YOUR OBJECTIVE – I would like you to output every record below exactly, apart from the pictures.

*** Opening of DATA ***

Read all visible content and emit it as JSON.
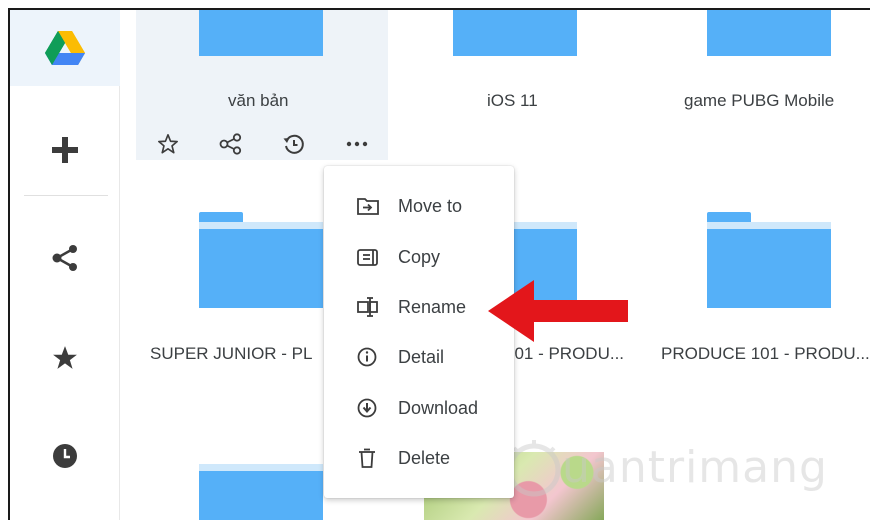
{
  "folders": {
    "top": [
      "văn bản",
      "iOS 11",
      "game PUBG Mobile"
    ],
    "middle": [
      "SUPER JUNIOR - PL",
      "101 - PRODU...",
      "PRODUCE 101 - PRODU..."
    ]
  },
  "selected_folder_actions": [
    {
      "icon": "star-icon"
    },
    {
      "icon": "share-icon"
    },
    {
      "icon": "history-icon"
    },
    {
      "icon": "more-icon"
    }
  ],
  "context_menu": {
    "items": [
      {
        "label": "Move to",
        "icon": "move-to-icon"
      },
      {
        "label": "Copy",
        "icon": "copy-icon"
      },
      {
        "label": "Rename",
        "icon": "rename-icon"
      },
      {
        "label": "Detail",
        "icon": "info-icon"
      },
      {
        "label": "Download",
        "icon": "download-icon"
      },
      {
        "label": "Delete",
        "icon": "trash-icon"
      }
    ]
  },
  "sidebar": {
    "items": [
      {
        "icon": "drive-logo-icon"
      },
      {
        "icon": "plus-icon"
      },
      {
        "icon": "share-icon"
      },
      {
        "icon": "star-icon"
      },
      {
        "icon": "clock-icon"
      }
    ]
  },
  "watermark": {
    "text": "uantrimang"
  },
  "colors": {
    "folder": "#55b0f8",
    "selected": "#eef3f8",
    "arrow": "#e3161b"
  }
}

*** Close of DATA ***

SOLVED EXERCISE –
Read all visible content and emit it as JSON.
{
  "folders": {
    "top": [
      "văn bản",
      "iOS 11",
      "game PUBG Mobile"
    ],
    "middle": [
      "SUPER JUNIOR - PL",
      "101 - PRODU...",
      "PRODUCE 101 - PRODU..."
    ]
  },
  "selected_folder_actions": [
    {
      "icon": "star-icon"
    },
    {
      "icon": "share-icon"
    },
    {
      "icon": "history-icon"
    },
    {
      "icon": "more-icon"
    }
  ],
  "context_menu": {
    "items": [
      {
        "label": "Move to",
        "icon": "move-to-icon"
      },
      {
        "label": "Copy",
        "icon": "copy-icon"
      },
      {
        "label": "Rename",
        "icon": "rename-icon"
      },
      {
        "label": "Detail",
        "icon": "info-icon"
      },
      {
        "label": "Download",
        "icon": "download-icon"
      },
      {
        "label": "Delete",
        "icon": "trash-icon"
      }
    ]
  },
  "sidebar": {
    "items": [
      {
        "icon": "drive-logo-icon"
      },
      {
        "icon": "plus-icon"
      },
      {
        "icon": "share-icon"
      },
      {
        "icon": "star-icon"
      },
      {
        "icon": "clock-icon"
      }
    ]
  },
  "watermark": {
    "text": "uantrimang"
  },
  "colors": {
    "folder": "#55b0f8",
    "selected": "#eef3f8",
    "arrow": "#e3161b"
  }
}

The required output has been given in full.